> _WHAT TO DO_: Your answer should consist of the lines holding "respostas", copied from the material below.

> _MATERIAL TO PROCESS_:
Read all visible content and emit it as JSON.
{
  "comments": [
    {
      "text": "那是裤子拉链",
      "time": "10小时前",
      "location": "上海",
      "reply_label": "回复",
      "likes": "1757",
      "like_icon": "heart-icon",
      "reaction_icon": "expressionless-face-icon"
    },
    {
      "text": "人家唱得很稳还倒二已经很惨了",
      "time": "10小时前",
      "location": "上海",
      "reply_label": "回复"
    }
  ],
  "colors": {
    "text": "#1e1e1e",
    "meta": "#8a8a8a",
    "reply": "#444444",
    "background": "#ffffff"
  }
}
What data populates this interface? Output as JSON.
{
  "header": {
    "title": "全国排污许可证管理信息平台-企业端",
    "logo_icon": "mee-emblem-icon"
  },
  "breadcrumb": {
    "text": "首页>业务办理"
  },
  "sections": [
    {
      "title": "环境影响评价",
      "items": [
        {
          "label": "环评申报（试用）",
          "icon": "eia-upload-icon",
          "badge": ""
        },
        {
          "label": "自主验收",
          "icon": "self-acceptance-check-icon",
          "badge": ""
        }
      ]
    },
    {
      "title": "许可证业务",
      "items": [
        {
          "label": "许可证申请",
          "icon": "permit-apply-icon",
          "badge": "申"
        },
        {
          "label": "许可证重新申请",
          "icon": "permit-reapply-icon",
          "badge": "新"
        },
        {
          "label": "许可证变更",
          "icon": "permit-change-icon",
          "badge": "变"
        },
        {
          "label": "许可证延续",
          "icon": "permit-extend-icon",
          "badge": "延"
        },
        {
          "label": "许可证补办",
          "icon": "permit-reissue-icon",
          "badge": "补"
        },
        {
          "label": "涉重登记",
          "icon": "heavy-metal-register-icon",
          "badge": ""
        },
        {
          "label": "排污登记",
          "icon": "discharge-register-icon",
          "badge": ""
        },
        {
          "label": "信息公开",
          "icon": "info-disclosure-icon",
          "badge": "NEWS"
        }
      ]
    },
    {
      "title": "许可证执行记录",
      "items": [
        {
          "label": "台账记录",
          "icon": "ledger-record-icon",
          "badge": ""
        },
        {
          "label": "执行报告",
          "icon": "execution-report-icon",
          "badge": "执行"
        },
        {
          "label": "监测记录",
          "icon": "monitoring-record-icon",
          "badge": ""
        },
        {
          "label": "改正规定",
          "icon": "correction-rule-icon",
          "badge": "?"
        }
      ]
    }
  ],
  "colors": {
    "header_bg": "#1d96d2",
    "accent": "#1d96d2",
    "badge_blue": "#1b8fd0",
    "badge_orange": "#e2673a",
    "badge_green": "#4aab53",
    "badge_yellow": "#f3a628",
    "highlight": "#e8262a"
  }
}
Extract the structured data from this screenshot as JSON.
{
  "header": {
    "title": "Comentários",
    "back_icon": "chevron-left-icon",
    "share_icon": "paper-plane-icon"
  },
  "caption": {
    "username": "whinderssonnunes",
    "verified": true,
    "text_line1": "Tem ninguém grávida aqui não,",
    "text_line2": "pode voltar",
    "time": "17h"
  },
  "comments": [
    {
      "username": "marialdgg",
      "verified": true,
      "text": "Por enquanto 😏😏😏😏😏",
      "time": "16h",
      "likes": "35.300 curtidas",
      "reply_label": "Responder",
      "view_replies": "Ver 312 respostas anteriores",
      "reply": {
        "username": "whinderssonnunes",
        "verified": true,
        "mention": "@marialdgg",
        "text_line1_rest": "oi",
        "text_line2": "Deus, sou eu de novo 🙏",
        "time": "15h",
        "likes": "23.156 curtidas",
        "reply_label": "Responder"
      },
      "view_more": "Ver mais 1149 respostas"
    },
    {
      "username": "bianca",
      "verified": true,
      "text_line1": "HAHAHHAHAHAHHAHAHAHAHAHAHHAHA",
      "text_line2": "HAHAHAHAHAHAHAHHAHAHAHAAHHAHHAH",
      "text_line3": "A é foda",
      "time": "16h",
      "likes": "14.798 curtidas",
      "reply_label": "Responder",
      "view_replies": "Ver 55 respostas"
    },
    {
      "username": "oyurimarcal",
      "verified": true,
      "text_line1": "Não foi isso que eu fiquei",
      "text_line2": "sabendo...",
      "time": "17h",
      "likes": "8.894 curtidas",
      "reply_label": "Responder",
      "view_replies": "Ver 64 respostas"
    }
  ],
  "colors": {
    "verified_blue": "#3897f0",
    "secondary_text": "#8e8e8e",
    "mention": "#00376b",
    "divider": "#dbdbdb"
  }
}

> _RESPONSE TO THIS TASK_:
      "view_replies": "Ver 312 respostas anteriores",
      "view_more": "Ver mais 1149 respostas"
      "view_replies": "Ver 55 respostas"
      "view_replies": "Ver 64 respostas"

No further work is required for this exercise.